This relatively short piece is filled with links to research into the problem(s) of bias in education, and also standardized grades. For example, she shares studies that show “teachers spend up to two thirds of their time talking to male students; they also are more likely to interrupt girls but allow boys to talk over them. … When teachers ask questions, they direct their gaze towards boys more often, especially when the questions are open-ended.” For anyone thinking about ungrading or inclusive pedagogies, I’d recommend opening and reading every single one of Chemaly’s links. But I will also warn that some of the studies are more gut-wrenching than others. Grades are not a coincidence. Our systems for assessment reduce students to rows in a spreadsheet, to data points, and strip them of their humanity.
Jeffrey Schinske and Kimberly Tanner, “Teaching More by Grading Less (or Differently)”
I often turn to this piece for its account of the history of grades in higher education. Every one of their sentences is packed with detail. They couple incisive commentary with refreshing (well-documented) statements like this one, “It would not be surprising to most faculty members that, rather than stimulating an interest in learning, grades primarily enhance students’ motivation to avoid receiving bad grades.” In spite of a rather bleak account of what grades have been and are becoming, the piece ends on an optimistic note, “One wonders how much more student learning might occur if instructors’ time spent grading was used in different ways.”
Other Points of Entry
Asking students to be directly involved in the grading process and in helping dismantle grades as a system is an extension of my core teaching philosophy, which is grounded in the work of critical pedagogy. My approach to ungrading has arisen as much from that core philosophy as it has from stuff I’ve read about grades and assessment. So, I’ll end by pointing to two incredible books, one of the first pedagogy books I read, and one of the books I read most recently. Neither of these books is about grades specifically (nor really has grading as a focus at all), but they are exactly about core philosophies, and thus a wonderful place to begin.

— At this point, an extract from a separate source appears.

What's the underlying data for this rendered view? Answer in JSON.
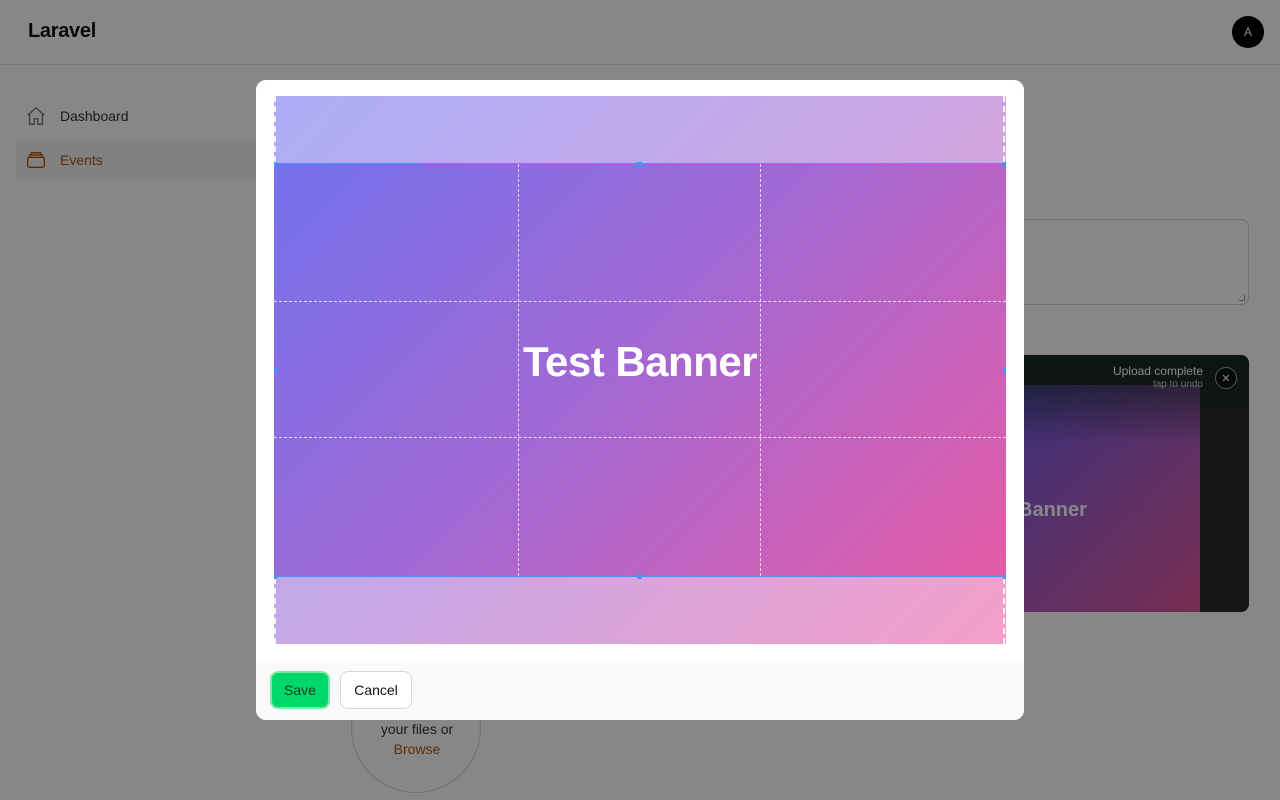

bell hooks, Teaching to Transgress
“The classroom remains the most radical space of possibility in the academy.”
Kevin Gannon, Radical Hope: a Teaching Manifesto
“Pedagogy cannot be neutral. … Neutrality is a luxury of the comfortable; in these uncomfortable times, our students and our academic communities need more from us.”
Ungrading is not as simple as just removing grades. The word “ungrading” suggests that we need to do intentional, critical work to dismantle traditional and standardized approaches to assessment. There’s a lot to read, certainly, but no neat and tidy point of entry. Rather, each teacher (and each student) must find their own ways into the work. The works cited at the end of this book offers more potential beginnings.